§ **RECORDS SUPPLIED**
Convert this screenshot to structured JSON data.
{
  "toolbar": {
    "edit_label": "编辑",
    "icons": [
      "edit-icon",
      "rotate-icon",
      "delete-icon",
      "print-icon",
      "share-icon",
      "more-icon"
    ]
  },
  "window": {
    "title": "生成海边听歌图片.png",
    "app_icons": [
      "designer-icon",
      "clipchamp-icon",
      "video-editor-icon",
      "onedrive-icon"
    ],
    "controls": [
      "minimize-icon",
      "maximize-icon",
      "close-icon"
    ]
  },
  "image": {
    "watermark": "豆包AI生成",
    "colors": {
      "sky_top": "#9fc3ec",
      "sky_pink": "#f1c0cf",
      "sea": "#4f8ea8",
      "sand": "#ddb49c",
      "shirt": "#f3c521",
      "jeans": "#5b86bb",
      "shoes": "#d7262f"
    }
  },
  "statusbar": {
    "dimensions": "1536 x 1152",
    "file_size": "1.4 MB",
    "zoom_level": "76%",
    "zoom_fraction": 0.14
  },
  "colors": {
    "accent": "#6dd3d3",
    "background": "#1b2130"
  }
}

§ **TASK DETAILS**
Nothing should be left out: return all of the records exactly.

§ **TASK RESPONSE**
Convert this screenshot to structured JSON data.
{
  "toolbar": {
    "edit_label": "编辑",
    "icons": [
      "edit-icon",
      "rotate-icon",
      "delete-icon",
      "print-icon",
      "share-icon",
      "more-icon"
    ]
  },
  "window": {
    "title": "生成海边听歌图片.png",
    "app_icons": [
      "designer-icon",
      "clipchamp-icon",
      "video-editor-icon",
      "onedrive-icon"
    ],
    "controls": [
      "minimize-icon",
      "maximize-icon",
      "close-icon"
    ]
  },
  "image": {
    "watermark": "豆包AI生成",
    "colors": {
      "sky_top": "#9fc3ec",
      "sky_pink": "#f1c0cf",
      "sea": "#4f8ea8",
      "sand": "#ddb49c",
      "shirt": "#f3c521",
      "jeans": "#5b86bb",
      "shoes": "#d7262f"
    }
  },
  "statusbar": {
    "dimensions": "1536 x 1152",
    "file_size": "1.4 MB",
    "zoom_level": "76%",
    "zoom_fraction": 0.14
  },
  "colors": {
    "accent": "#6dd3d3",
    "background": "#1b2130"
  }
}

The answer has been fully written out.